Look over the listing below and report how many of its lines contain the string "data", with no other words.
+++++
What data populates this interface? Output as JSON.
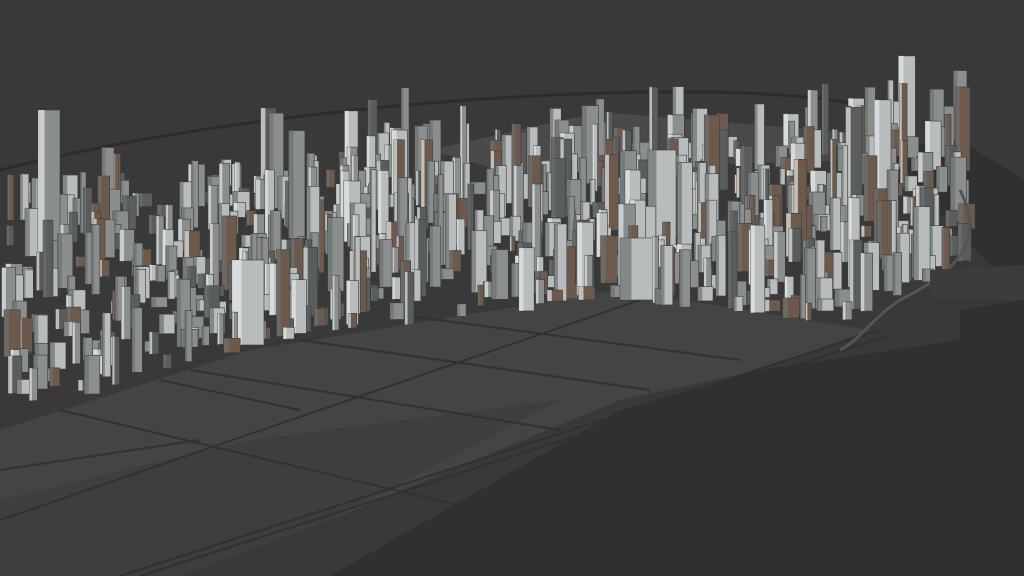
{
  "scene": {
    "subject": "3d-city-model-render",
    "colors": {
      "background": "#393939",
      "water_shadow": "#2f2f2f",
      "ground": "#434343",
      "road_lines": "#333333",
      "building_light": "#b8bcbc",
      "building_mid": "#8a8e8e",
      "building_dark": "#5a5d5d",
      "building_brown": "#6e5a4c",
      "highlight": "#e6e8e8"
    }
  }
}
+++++
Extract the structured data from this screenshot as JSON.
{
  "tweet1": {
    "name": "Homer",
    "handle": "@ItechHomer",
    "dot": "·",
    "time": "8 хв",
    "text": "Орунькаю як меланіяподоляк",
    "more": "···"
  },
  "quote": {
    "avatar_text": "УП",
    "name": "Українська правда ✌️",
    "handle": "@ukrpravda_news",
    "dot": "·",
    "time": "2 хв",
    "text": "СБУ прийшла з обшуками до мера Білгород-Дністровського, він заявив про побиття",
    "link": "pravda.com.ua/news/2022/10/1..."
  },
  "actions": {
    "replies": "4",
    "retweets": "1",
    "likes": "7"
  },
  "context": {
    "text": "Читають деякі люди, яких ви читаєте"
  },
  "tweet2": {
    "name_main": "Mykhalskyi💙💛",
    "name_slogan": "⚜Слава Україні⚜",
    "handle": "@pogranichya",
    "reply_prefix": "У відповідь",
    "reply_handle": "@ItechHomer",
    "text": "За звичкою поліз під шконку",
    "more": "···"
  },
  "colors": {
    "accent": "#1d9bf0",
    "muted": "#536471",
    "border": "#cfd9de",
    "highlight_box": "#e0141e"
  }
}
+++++
* Exercise answer *
2